“It was inspiring during such a time of uncertainty to be receiving so many beautiful videos from friends and strangers alike,” Lyons says. “Unless you've done self-tapes yourself, I don't think people realize how vulnerable an act it is, and how committed you have to be to record yourself performing a choral or instrumental part in isolation. It's paradoxical because choral music and instrumental music are designed to be social activities. None of this is meant to be done in isolation.”

Ideally, conducting is an activity that is reliant on mutual trust, physical proximity, sympathetic responses and exchanges of sound, gesture and energy in real time, Lyons says. Although he wasn’t able to achieve this in person, he still sought the sense of community that music-making brings and was able to replicate that community online through the “Holding On” project.

Audiences may remember Lyons’ work during CCM’s 2019-20 musical theatre productions of 42nd Street and The Secret Garden. As Associate Musical Director of 42nd Street, Lyons worked closely with his mentor and advisor Roger Grodsky, CCM Musical Theatre Professor and Musical Director of the production. The show was directed by CCM Musical Theatre Professor Diane Lala and showcased a huge cast and crew. “We mounted a gorgeous, funny, exuberant show that is basically a love letter to big, splashy, musical comedy," Lyons says. "It featured some truly iconic and breathtaking tap sequences and it was a thrill to be a part of it.”

Lyons was also Musical Director of The Secret Garden, which was directed and choreographed by Broadway’s Connor Gallagher (BFA Musical Theatre, ’06) at CCM. The production included a partnership with L-Acoustics to bring groundbreaking “L-ISA Immersive Hyperreal Sound” technology to the CCM stage.

“Another feature of the production was that it featured almost all student designers — a testament to the enormous talent across so many disciplines at CCM, as well as the trust that advisers and department heads place in their students,” Lyons adds. “I certainly enjoyed having relative autonomy, on my part!”

Read more about Lyons in his professional biography below and watch his virtual choir and orchestra perform “Holding On” at Playbill.

About Jeremy Robin Lyons

Before coming to CCM, Jeremy Robin Lyons served as Score Supervisor and Associate Music Director/Conductor for the world premiere of Kerrigan and Lowdermilk's original off-Broadway musical The Mad Ones. Prior to The Mad Ones, Lyons served as the Keyboard 1 player for the 2015-17 National Tour of The Sound of Music.
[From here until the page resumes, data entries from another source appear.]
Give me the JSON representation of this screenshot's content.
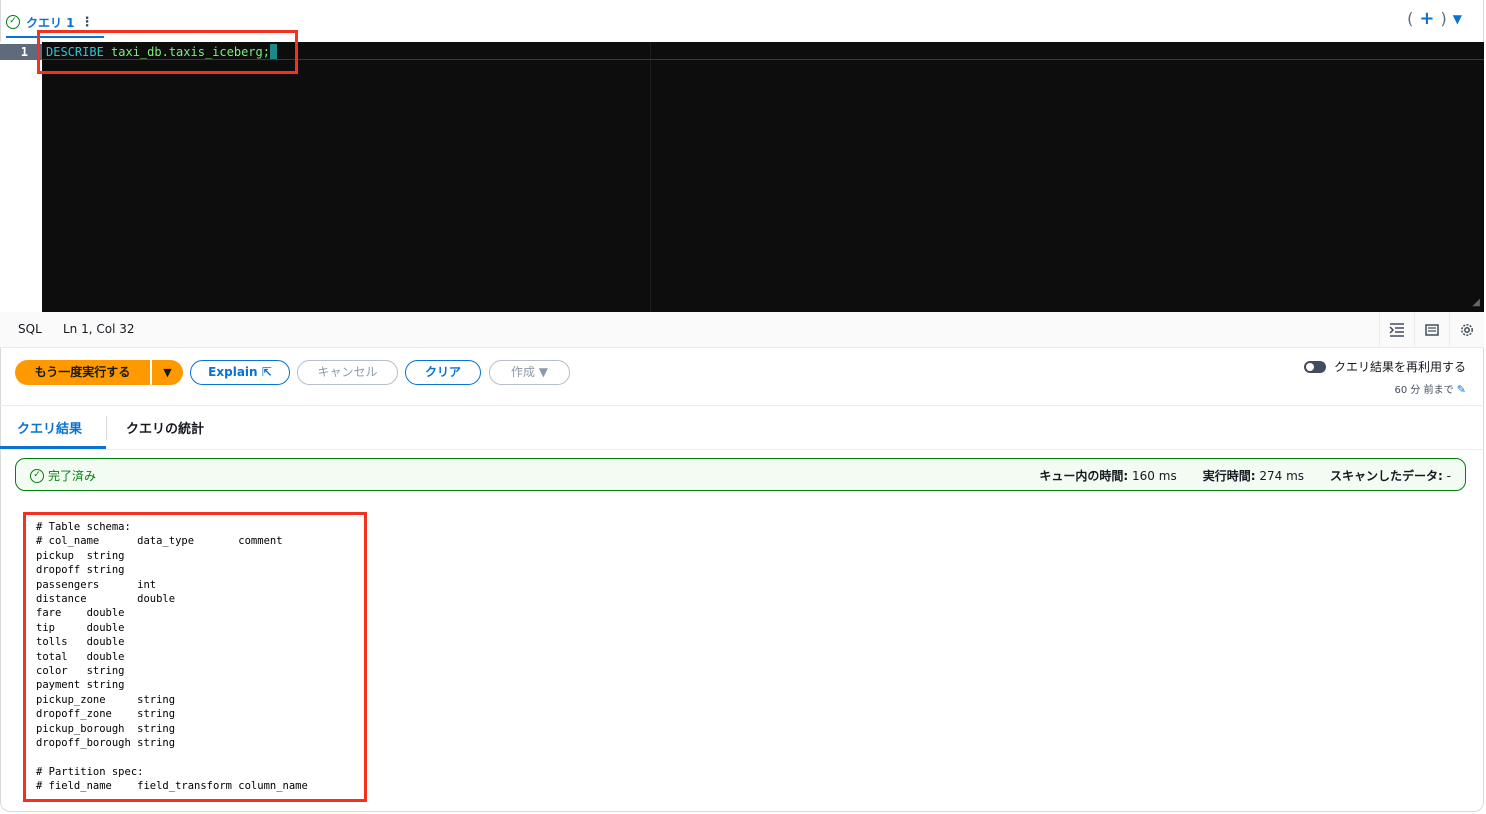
{
  "tab": {
    "label": "クエリ 1",
    "more": "⋮",
    "add": "+",
    "paren_open": "(",
    "paren_close": ")",
    "caret": "▼"
  },
  "editor": {
    "line_number": "1",
    "keyword": "DESCRIBE",
    "identifier": "taxi_db.taxis_iceberg;",
    "theme_bg": "#0d0d0d"
  },
  "status": {
    "language": "SQL",
    "position": "Ln 1, Col 32"
  },
  "actions": {
    "run_again": "もう一度実行する",
    "explain": "Explain",
    "cancel": "キャンセル",
    "clear": "クリア",
    "create": "作成",
    "reuse_label": "クエリ結果を再利用する",
    "reuse_age": "60 分 前まで"
  },
  "result_tabs": {
    "results": "クエリ結果",
    "stats": "クエリの統計"
  },
  "banner": {
    "status": "完了済み",
    "queue_label": "キュー内の時間:",
    "queue_value": "160 ms",
    "exec_label": "実行時間:",
    "exec_value": "274 ms",
    "scan_label": "スキャンしたデータ:",
    "scan_value": "-"
  },
  "output_lines": [
    "# Table schema:",
    "# col_name      data_type       comment",
    "pickup  string",
    "dropoff string",
    "passengers      int",
    "distance        double",
    "fare    double",
    "tip     double",
    "tolls   double",
    "total   double",
    "color   string",
    "payment string",
    "pickup_zone     string",
    "dropoff_zone    string",
    "pickup_borough  string",
    "dropoff_borough string",
    "",
    "# Partition spec:",
    "# field_name    field_transform column_name"
  ],
  "colors": {
    "accent": "#0972d3",
    "primary_button": "#ff9900",
    "success": "#037f0c",
    "highlight": "#f2311e"
  }
}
Playing over 50 cities, Lyons also served as Copyist for the production, and enjoyed conducting the orchestra on numerous occasions, including multiple times at The Kennedy Center. As an arranger, Lyons' accomplishments include orchestrating The Songs of Henry Krieger as part of Lincoln Center’s American Songbook series, and contributing orchestrations to Getting to Know You: The Music of Rodgers & Hammerstein as part of the Lyrics and Lyricists series at the 92nd Street Y. Lyons' arrangements have also been frequently heard at 54 Below, Joe's Pub, and in the New York Musical Festival. His choral arrangement of Joe Iconis' Broadway, Here I Come! is published and available online.